Sport utility vehicles and crossovers have eclipsed the four-door sedan to become the most popular style of vehicle sold in the United States.
IHS Automotive said Wednesday that 36.5 percent of cars registered through May were SUVs. Sedans made up 35.4 percent of the market, the research firm said.
Though the market share difference isn’t great, it is striking because sedans have long been the prevailing people-mover on American highways. IHS said this is the first time the sedan has been unseated as the top-seller.
The changeover has been aided by a number of small crossovers either launched or significantly improved over the last several years. In particular, IHS pointed to the recently redesigned Nissan Rouge, Subaru Forester, and the new Jeep Cherokee. The Cherokee is built in Toledo.
There have also been new large sport-utilities launched recently, such as the GMC Yukon and Chevrolet Tahoe, though most of the gains are coming on the smaller side.
“The crossovers have driven the growth” said Tom Libby, an industry analyst at IHS. “The appeal of that concept is really the combination of the best of cars and the best of trucks in one vehicle.”
Crossovers are somewhat broadly defined, but usually mean a vehicle built on a car platform that retains truck-based SUV attributes. Generally they give drivers a higher seating position with better visibility, more ground clearance, and often offer all-wheel drive capability without sacrificing ride quality or fuel economy — something their truck-based cousins can’t compete with.
And quite simply, carmakers are getting better at building them.
“All the manufacturers are now getting on board, and they’re coming out with more competitive products,” Mr. Libby said.
Jeep has been one of the biggest beneficiaries of the trend, with U.S. sales up 45 percent through June.
Sport utility vehicles and crossovers made up about 36 percent of the local market through May, according to figures from the Toledo Auto Dealers Association. That’s up from 31 percent of the market in 2013.
Analysts figure the trend toward more buyers choosing crossovers will continue, at least in the near term.
IHS provided more than four years of data, which show SUV’s market share growing by more than 16 percent from 2009. Every other major segment within the market shrunk over that period.

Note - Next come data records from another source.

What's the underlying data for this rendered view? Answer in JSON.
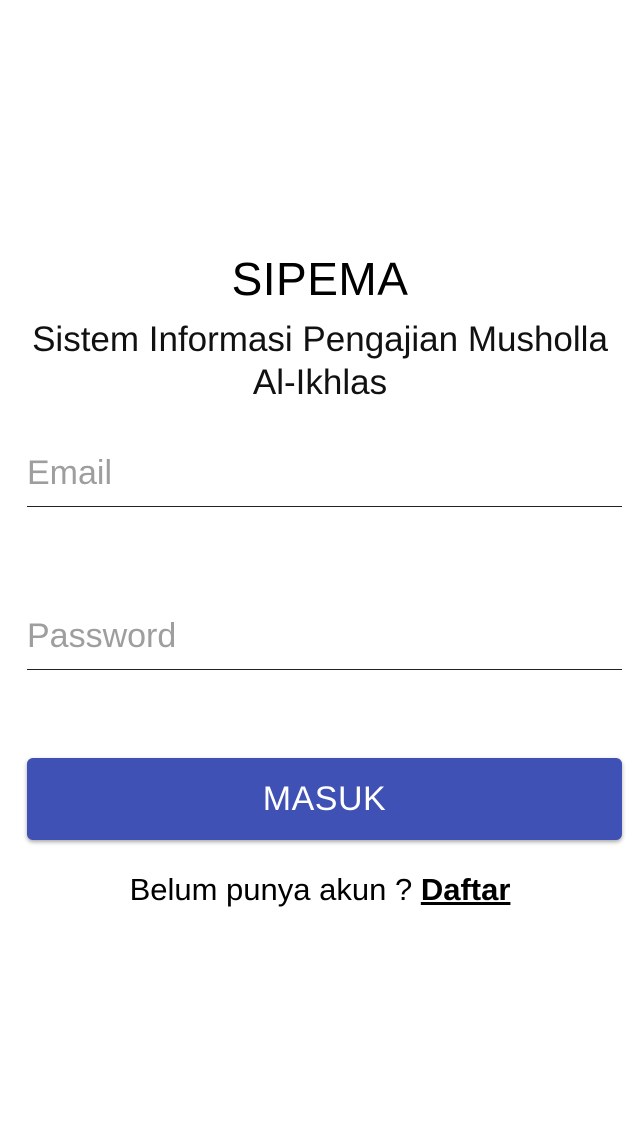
{
  "app": {
    "title": "SIPEMA",
    "subtitle": "Sistem Informasi Pengajian Musholla Al-Ikhlas"
  },
  "form": {
    "email_placeholder": "Email",
    "email_value": "",
    "password_placeholder": "Password",
    "password_value": "",
    "submit_label": "MASUK"
  },
  "register": {
    "prompt": "Belum punya akun ? ",
    "link_label": "Daftar"
  },
  "colors": {
    "accent": "#3F51B5",
    "placeholder": "#9E9E9E"
  }
}
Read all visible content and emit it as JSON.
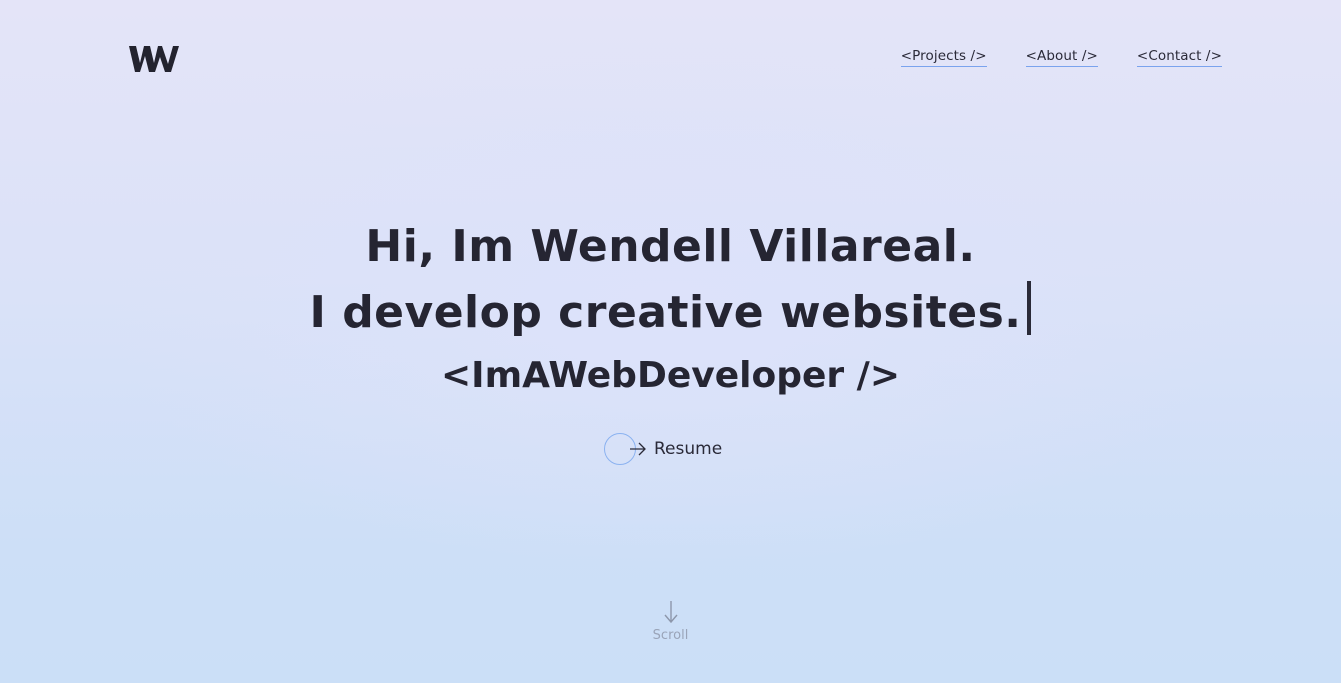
{
  "logo": {
    "text": "WV"
  },
  "nav": {
    "items": [
      {
        "label": "<Projects />"
      },
      {
        "label": "<About />"
      },
      {
        "label": "<Contact />"
      }
    ]
  },
  "hero": {
    "line1": "Hi, Im Wendell Villareal.",
    "line2": "I develop creative websites.",
    "line3": "<ImAWebDeveloper />"
  },
  "resume": {
    "label": "Resume"
  },
  "scroll": {
    "label": "Scroll"
  },
  "colors": {
    "text": "#252532",
    "accent": "#7aa3ee",
    "muted": "#9aa4b8"
  }
}
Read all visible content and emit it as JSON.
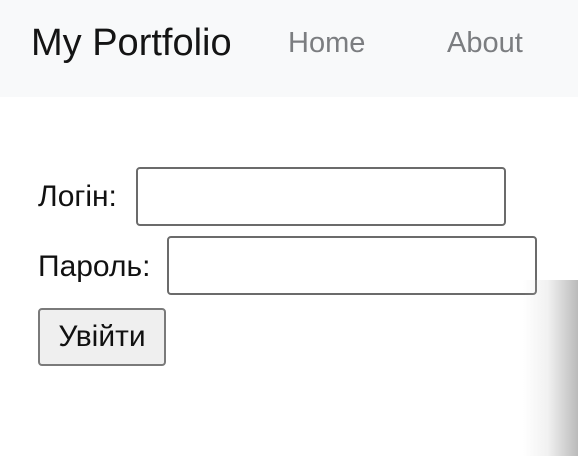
{
  "navbar": {
    "brand": "My Portfolio",
    "links": [
      {
        "label": "Home"
      },
      {
        "label": "About"
      }
    ]
  },
  "login_form": {
    "login_label": "Логін:",
    "login_value": "",
    "password_label": "Пароль:",
    "password_value": "",
    "submit_label": "Увійти"
  }
}
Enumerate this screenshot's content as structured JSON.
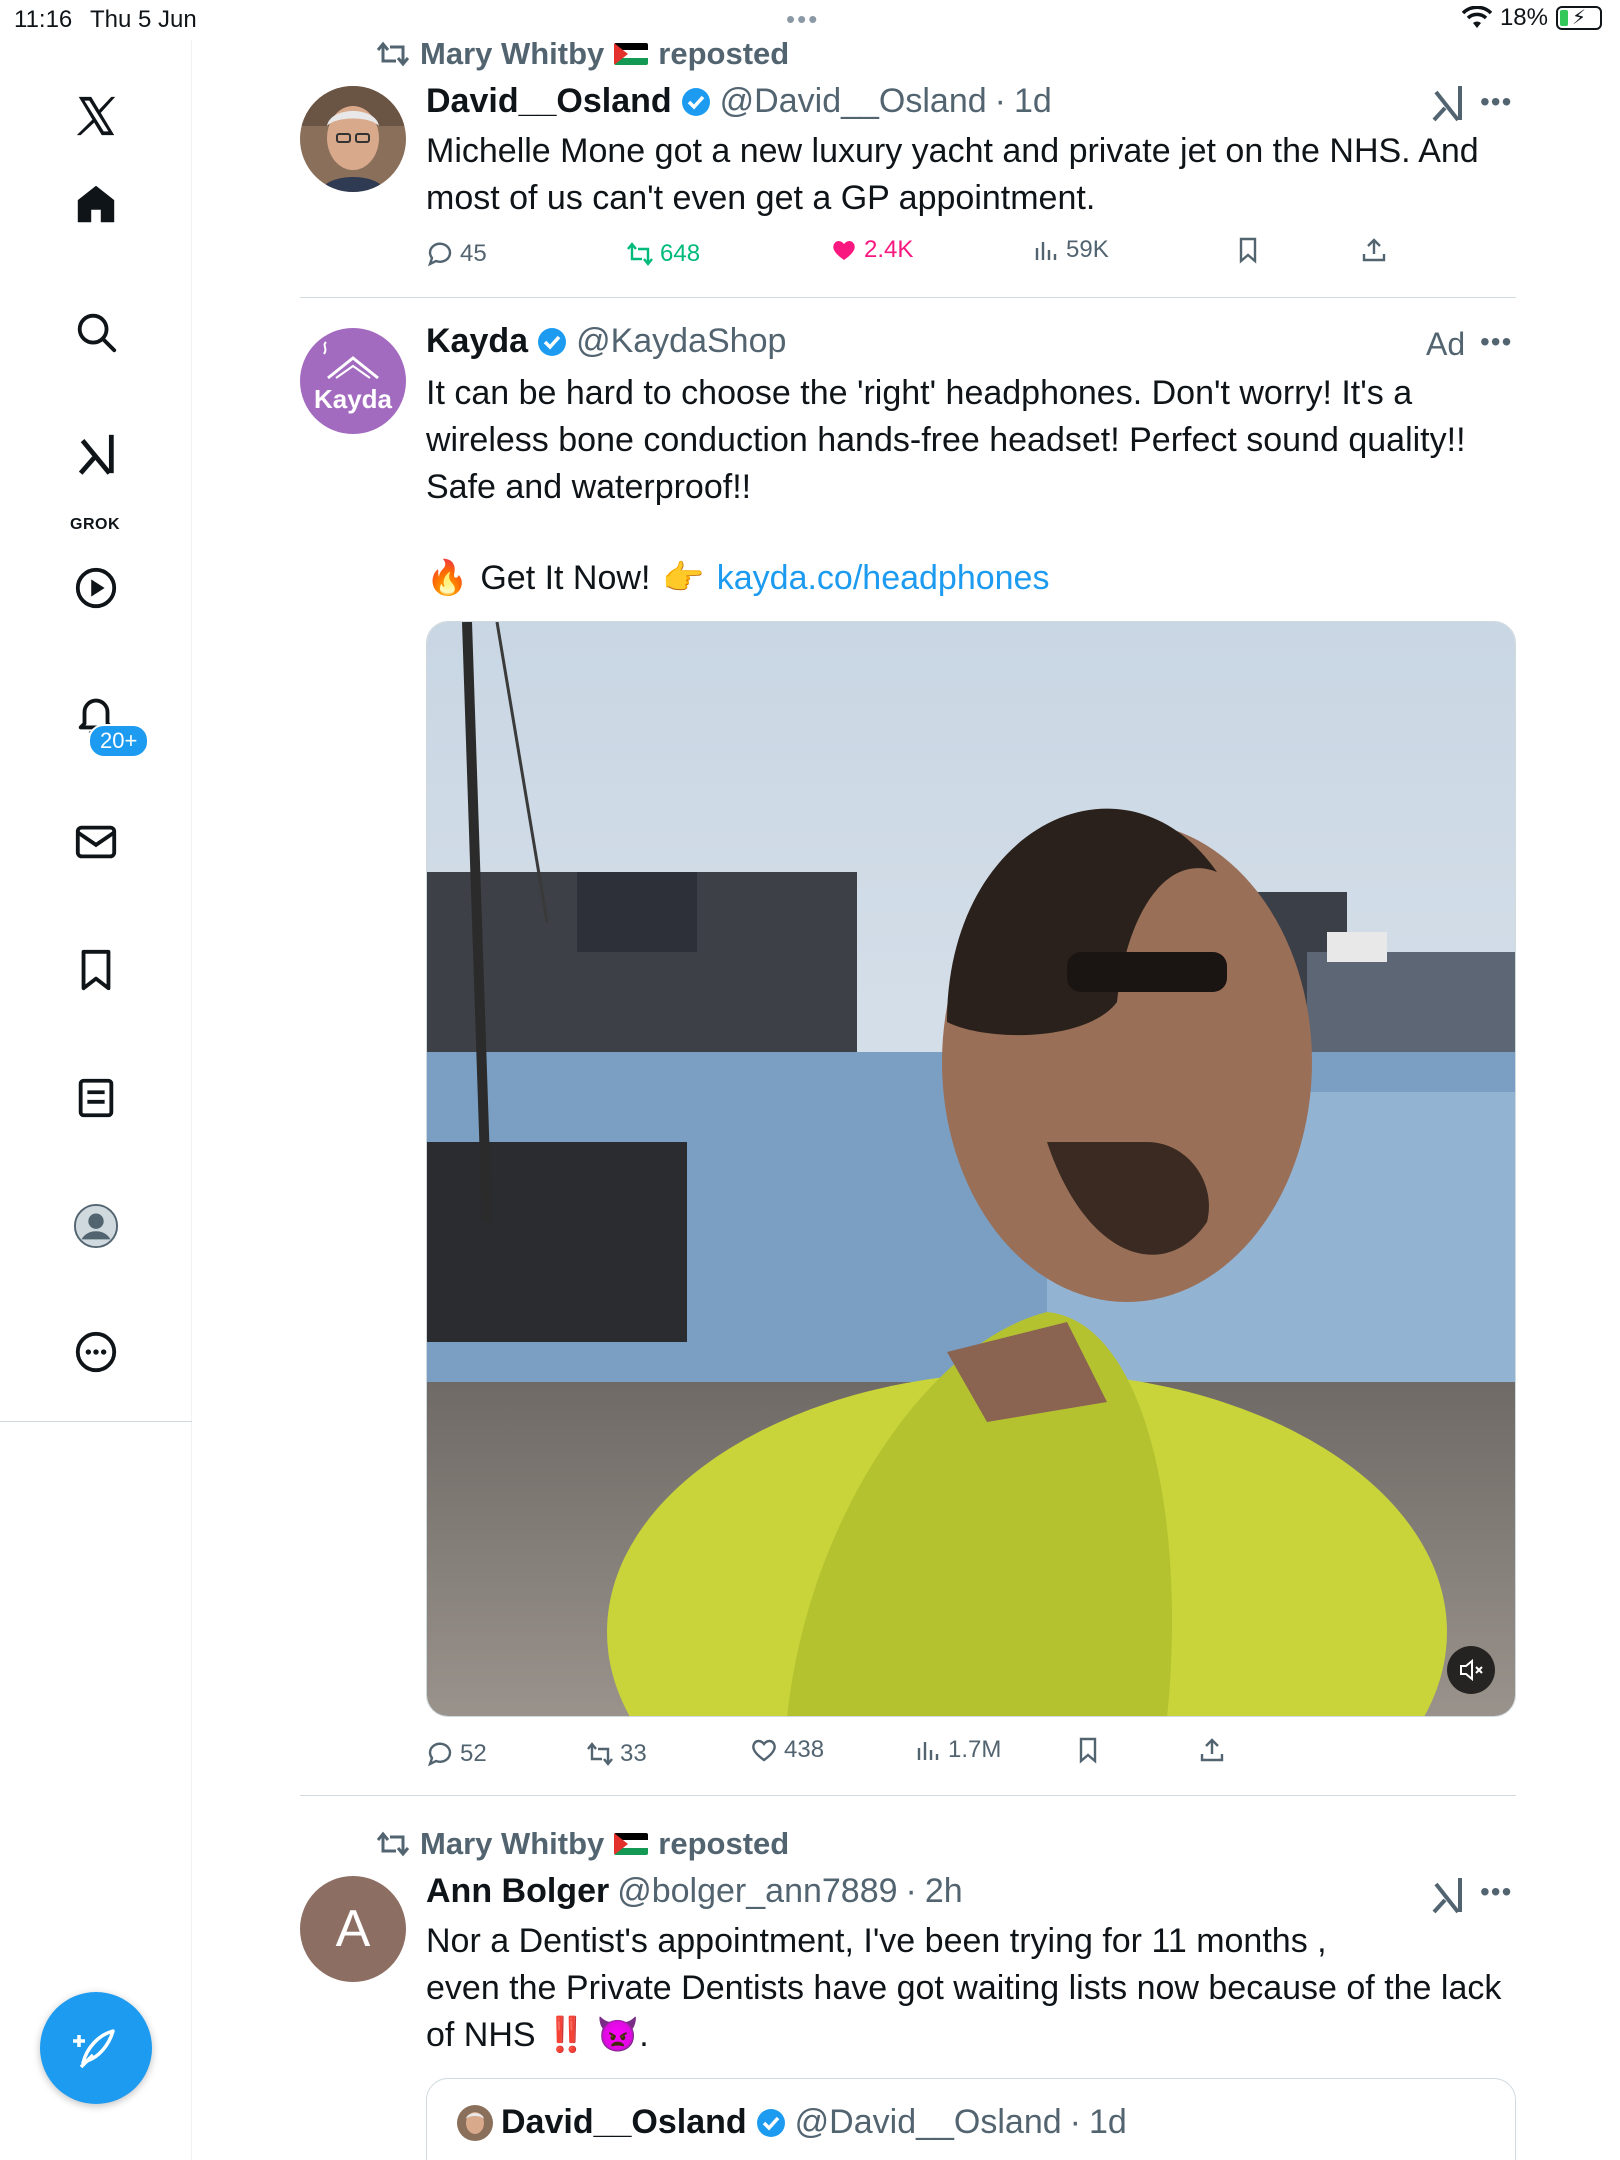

As nearly all non-luxury brands have compact crossovers covered, they are racing to go even smaller. Late this year or early next year, Chevrolet will start selling its Trax subcompact SUV. Jeep will roll out its Renegade, and Honda will launch its HR-V.